Giant rocking chair arrives in Essex County as part of tour focusing on lack of care for seniors
Posted: June 21, 2016
(June 21, 2016)
By: Trevor Wilhelm, Windsor Star
Health care advocates pushing the government to improve access and standards at long-term care homes stopped in Essex County Monday, and they brought a giant rocking chair to drive home their point.
Volunteers criss-crossing Ontario with the 10-foot chair said it’s a symbol of the care that residents should be receiving.
“We want to reach into the community and actually start thinking about how we can improve standards of care and to start mobilizing a base that governments will listen to,” said Windsor-Essex Health Coalition chairman Ken Lewenza Jr., who joined volunteers on the local stops. “Whether you talk about it from a family’s perspective or a worker’s perspective, things are ready to burst. So we’re saying how do we start thinking about a longer term plan and the only way we can do that is mobilize peoples’ attention around this particular issue.”

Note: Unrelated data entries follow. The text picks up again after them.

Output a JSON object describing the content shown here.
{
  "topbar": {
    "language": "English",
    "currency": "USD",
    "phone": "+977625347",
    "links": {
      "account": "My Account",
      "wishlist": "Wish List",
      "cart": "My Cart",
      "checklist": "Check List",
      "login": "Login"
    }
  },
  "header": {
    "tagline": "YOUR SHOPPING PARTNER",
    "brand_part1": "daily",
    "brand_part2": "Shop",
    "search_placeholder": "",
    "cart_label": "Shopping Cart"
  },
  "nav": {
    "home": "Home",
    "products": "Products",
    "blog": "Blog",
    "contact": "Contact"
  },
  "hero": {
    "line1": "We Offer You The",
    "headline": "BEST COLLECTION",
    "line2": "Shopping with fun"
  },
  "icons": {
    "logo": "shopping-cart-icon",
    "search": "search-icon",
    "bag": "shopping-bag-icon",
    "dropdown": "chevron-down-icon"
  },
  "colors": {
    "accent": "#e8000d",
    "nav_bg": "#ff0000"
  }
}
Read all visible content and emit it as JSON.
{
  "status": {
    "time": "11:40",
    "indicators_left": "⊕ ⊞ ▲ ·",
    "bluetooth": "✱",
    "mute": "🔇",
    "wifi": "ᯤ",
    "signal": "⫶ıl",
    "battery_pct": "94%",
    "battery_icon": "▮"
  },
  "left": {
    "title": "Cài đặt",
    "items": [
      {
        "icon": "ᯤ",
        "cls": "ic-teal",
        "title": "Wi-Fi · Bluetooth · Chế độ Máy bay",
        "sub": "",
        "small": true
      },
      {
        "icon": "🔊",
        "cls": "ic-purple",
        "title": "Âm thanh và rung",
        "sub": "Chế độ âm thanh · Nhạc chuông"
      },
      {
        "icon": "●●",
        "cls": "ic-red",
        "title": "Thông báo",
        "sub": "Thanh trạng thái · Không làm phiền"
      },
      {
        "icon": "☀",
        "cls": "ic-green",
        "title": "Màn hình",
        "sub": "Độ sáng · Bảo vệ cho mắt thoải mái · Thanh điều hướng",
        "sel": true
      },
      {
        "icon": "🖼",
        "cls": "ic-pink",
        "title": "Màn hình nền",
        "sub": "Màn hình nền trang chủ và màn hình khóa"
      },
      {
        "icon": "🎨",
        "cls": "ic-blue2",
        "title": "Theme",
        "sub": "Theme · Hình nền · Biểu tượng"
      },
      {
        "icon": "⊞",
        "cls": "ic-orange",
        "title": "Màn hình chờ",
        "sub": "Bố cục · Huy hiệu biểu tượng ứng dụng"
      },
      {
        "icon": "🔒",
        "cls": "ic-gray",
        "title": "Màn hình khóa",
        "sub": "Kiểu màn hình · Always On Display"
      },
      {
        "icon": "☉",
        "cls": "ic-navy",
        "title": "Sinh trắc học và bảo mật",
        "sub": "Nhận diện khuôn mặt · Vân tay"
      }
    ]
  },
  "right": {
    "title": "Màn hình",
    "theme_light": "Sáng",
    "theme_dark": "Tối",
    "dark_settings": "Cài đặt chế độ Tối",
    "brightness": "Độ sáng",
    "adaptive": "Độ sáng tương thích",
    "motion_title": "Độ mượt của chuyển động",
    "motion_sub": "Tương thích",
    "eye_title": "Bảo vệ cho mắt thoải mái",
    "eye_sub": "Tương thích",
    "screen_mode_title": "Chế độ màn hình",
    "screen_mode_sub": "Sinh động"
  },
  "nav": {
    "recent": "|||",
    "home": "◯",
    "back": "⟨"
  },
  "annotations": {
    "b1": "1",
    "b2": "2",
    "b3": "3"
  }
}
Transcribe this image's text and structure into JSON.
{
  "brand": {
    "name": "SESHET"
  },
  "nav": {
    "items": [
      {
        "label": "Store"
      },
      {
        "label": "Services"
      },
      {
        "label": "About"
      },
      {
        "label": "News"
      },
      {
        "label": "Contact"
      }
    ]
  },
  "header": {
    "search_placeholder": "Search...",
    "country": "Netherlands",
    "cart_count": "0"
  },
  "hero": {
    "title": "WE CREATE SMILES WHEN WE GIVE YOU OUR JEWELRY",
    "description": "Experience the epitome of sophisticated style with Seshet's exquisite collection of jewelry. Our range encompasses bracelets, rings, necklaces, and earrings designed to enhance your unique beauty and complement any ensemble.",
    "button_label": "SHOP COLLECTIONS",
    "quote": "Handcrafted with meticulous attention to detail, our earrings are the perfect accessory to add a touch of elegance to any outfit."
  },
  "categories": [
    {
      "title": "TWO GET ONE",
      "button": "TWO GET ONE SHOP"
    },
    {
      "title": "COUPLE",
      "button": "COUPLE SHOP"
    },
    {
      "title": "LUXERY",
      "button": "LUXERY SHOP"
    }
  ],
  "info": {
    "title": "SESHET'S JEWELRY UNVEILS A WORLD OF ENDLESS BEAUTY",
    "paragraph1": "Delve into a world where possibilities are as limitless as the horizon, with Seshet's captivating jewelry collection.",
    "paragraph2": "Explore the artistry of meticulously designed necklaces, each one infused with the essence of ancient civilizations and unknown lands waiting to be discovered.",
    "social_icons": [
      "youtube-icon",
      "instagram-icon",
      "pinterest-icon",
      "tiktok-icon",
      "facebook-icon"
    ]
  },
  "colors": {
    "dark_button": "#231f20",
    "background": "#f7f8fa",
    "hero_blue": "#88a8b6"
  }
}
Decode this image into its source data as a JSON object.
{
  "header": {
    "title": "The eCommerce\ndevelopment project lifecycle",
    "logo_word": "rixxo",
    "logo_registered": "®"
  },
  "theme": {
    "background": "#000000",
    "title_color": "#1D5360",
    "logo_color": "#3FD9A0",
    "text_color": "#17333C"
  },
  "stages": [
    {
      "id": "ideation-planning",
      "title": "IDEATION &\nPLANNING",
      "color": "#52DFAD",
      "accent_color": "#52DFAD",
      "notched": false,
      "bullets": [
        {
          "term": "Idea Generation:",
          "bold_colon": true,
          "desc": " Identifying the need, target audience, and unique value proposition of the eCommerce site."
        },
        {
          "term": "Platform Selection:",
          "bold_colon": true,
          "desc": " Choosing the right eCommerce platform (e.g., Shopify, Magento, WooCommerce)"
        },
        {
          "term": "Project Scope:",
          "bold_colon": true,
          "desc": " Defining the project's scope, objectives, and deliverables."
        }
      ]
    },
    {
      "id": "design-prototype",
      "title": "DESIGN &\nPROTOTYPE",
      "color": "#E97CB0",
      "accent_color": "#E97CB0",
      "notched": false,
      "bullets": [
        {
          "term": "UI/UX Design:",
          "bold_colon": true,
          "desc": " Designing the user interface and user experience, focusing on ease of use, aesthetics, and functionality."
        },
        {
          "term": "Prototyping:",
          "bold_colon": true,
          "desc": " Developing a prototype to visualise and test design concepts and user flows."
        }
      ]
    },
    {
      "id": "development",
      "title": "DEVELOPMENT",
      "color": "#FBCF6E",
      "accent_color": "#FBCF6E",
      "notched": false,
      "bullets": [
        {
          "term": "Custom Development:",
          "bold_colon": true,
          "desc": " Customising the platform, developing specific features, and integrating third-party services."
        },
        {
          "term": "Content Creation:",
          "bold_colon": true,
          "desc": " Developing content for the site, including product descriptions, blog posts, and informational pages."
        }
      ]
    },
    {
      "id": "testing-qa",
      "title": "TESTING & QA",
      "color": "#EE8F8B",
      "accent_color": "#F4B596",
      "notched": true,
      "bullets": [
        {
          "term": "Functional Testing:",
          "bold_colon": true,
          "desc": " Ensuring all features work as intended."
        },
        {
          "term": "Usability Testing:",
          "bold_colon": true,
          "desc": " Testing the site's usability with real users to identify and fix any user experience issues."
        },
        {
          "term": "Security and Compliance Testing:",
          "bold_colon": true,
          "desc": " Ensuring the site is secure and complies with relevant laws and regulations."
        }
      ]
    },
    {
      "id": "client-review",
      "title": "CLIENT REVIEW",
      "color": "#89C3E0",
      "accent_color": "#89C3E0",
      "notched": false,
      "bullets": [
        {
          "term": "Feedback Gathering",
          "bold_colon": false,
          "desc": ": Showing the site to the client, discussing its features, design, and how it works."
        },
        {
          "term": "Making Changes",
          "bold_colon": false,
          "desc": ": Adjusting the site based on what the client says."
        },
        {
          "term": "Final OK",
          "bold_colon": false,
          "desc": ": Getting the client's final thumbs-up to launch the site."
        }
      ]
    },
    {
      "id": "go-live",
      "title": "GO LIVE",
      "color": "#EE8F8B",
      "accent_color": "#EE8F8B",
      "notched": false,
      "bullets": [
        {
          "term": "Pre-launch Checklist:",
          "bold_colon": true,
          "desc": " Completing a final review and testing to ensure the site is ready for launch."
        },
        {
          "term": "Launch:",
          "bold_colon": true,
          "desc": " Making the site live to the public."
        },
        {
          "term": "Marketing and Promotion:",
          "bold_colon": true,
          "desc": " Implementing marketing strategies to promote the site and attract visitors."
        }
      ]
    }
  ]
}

The group made stops in Amherstburg and Essex with the chair Monday on a 19-city tour across Ontario, calling on the government to reduce wait times and set a minimum standard of care.
The coalition said it wants to collect 20,000 signatures to symbolize the 20,000 people in Ontario waiting to be placed in long-term homes.
Peter Boyle, a volunteer with the Ontario Health Coalition, said the minimum standard should include at least four hours of hands-on care in a 24-hour period. This is important, he said, because of the “extreme” illness many patients are dealing with in long-term care homes. He said 70 per cent of the patients have some form of dementia.
“The workers do everything that they can, they just don’t have the time when they’re serving 15, 18 patients,” said Boyle. “They’ve got 45 seconds here, 30 seconds there to get everyone going. They don’t have any social time with them. A lot of times they over-medicate them because they don’t have enough staff. They put people in diapers because they can’t get them to the bathroom on time. Really it’s shameful what’s happening.”
Boyle said the coalition is also fighting for people’s right of access to long-term care homes in an age of increasing wait times for a reduced number of beds.
“Currently there are 80,000 long-term care beds in Ontario,” said Boyle. “There is a chronic waiting list of 20,000 beds for the last 20 years. We’re talking about 100,000 families that are in or trying to get into long-term care homes. The average wait time is five months.”
Boyle said people have a right to go into any home. If you live in Amherstburg, you have the right to go into a home in that community, he said.
“What’s happening is the wait times are so long that when a bed is available, you’ve got to go to another community away from your family because the standard of care isn’t there,” said Boyle.